Exercise description — Your answer is every line of the material below in which the string "Underwritten" occurs.

Provided material —
↓
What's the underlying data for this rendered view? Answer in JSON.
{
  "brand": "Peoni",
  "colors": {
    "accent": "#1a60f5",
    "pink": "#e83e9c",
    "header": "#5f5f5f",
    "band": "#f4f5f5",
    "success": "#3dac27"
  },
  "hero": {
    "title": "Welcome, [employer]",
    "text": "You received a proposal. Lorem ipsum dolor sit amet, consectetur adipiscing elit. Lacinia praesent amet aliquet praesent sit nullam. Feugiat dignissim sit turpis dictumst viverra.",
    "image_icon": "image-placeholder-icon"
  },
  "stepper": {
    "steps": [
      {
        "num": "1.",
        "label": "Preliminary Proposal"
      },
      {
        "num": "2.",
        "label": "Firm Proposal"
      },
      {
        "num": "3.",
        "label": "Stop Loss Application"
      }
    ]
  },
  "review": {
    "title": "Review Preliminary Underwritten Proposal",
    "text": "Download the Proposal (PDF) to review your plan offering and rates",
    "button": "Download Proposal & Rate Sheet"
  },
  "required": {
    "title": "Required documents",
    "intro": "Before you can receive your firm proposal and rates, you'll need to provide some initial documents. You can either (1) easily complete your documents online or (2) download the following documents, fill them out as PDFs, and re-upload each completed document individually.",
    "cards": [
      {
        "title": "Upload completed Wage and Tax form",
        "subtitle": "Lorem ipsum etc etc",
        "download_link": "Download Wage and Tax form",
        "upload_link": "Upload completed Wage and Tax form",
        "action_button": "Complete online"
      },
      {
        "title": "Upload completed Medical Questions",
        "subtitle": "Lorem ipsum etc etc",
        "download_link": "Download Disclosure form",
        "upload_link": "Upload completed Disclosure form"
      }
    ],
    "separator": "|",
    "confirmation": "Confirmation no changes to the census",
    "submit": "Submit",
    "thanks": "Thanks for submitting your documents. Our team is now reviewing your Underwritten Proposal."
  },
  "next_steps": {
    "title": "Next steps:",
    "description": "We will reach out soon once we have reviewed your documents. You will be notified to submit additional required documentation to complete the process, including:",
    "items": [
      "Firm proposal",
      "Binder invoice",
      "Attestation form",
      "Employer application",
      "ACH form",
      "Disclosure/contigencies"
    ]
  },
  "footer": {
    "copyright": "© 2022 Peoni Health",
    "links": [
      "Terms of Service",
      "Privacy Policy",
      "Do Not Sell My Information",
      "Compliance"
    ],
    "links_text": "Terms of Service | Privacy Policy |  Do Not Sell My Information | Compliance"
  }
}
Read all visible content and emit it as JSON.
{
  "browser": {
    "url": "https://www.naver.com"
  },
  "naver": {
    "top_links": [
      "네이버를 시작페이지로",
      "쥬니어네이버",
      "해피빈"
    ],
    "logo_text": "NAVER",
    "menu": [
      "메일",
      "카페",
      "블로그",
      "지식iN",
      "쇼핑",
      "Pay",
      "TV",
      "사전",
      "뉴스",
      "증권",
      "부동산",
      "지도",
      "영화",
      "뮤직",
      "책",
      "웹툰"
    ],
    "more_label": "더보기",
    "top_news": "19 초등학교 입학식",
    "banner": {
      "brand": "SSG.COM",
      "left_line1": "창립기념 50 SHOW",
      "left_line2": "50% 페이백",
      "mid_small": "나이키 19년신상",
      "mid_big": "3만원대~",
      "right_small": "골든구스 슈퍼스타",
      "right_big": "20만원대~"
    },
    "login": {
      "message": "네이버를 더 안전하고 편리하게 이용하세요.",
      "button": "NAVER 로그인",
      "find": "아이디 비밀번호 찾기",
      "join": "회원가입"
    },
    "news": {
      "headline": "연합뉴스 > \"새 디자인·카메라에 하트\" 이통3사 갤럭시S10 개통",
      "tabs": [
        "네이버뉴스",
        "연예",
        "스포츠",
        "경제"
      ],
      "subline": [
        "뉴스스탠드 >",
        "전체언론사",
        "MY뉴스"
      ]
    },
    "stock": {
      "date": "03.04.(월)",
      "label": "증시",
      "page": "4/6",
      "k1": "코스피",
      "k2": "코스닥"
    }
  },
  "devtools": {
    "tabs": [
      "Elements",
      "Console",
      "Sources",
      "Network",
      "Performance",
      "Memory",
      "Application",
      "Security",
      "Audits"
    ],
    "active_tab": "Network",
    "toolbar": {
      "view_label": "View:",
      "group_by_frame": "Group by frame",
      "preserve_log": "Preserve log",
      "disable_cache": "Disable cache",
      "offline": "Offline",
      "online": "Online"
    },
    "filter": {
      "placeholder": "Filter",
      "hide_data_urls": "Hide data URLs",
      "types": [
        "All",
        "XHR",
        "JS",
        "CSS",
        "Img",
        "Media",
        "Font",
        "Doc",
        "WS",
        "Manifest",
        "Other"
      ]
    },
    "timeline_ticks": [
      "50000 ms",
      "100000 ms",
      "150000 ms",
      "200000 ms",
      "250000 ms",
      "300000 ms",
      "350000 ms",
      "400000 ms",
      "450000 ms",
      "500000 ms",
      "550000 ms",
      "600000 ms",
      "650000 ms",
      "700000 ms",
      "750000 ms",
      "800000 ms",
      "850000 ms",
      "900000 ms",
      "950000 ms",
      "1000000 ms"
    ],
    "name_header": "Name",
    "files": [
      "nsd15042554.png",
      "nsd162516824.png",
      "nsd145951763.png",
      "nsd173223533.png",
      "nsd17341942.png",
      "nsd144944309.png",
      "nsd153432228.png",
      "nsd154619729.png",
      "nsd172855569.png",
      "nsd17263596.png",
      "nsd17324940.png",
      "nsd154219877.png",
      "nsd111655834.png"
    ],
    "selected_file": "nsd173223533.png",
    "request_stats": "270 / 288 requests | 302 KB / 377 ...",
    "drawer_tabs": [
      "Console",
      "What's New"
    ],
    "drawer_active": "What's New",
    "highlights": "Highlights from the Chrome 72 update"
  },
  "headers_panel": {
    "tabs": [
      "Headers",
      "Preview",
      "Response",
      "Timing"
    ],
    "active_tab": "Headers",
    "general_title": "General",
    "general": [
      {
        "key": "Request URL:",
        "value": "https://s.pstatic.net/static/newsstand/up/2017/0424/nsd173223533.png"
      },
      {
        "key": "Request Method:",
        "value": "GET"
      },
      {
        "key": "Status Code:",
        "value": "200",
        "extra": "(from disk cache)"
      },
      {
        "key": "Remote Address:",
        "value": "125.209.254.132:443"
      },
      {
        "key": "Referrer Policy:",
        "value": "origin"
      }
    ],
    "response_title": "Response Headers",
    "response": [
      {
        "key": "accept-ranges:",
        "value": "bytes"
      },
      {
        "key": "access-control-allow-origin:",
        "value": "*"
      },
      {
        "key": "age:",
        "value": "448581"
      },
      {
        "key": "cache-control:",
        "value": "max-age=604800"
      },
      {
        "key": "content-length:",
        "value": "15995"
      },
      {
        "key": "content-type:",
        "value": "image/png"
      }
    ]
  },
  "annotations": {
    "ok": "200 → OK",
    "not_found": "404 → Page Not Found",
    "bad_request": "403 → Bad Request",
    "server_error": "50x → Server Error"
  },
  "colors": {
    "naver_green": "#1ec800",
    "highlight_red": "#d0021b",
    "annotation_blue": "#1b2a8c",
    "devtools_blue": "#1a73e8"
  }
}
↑
Response area —
    "title": "Review Preliminary Underwritten Proposal",
    "thanks": "Thanks for submitting your documents. Our team is now reviewing your Underwritten Proposal."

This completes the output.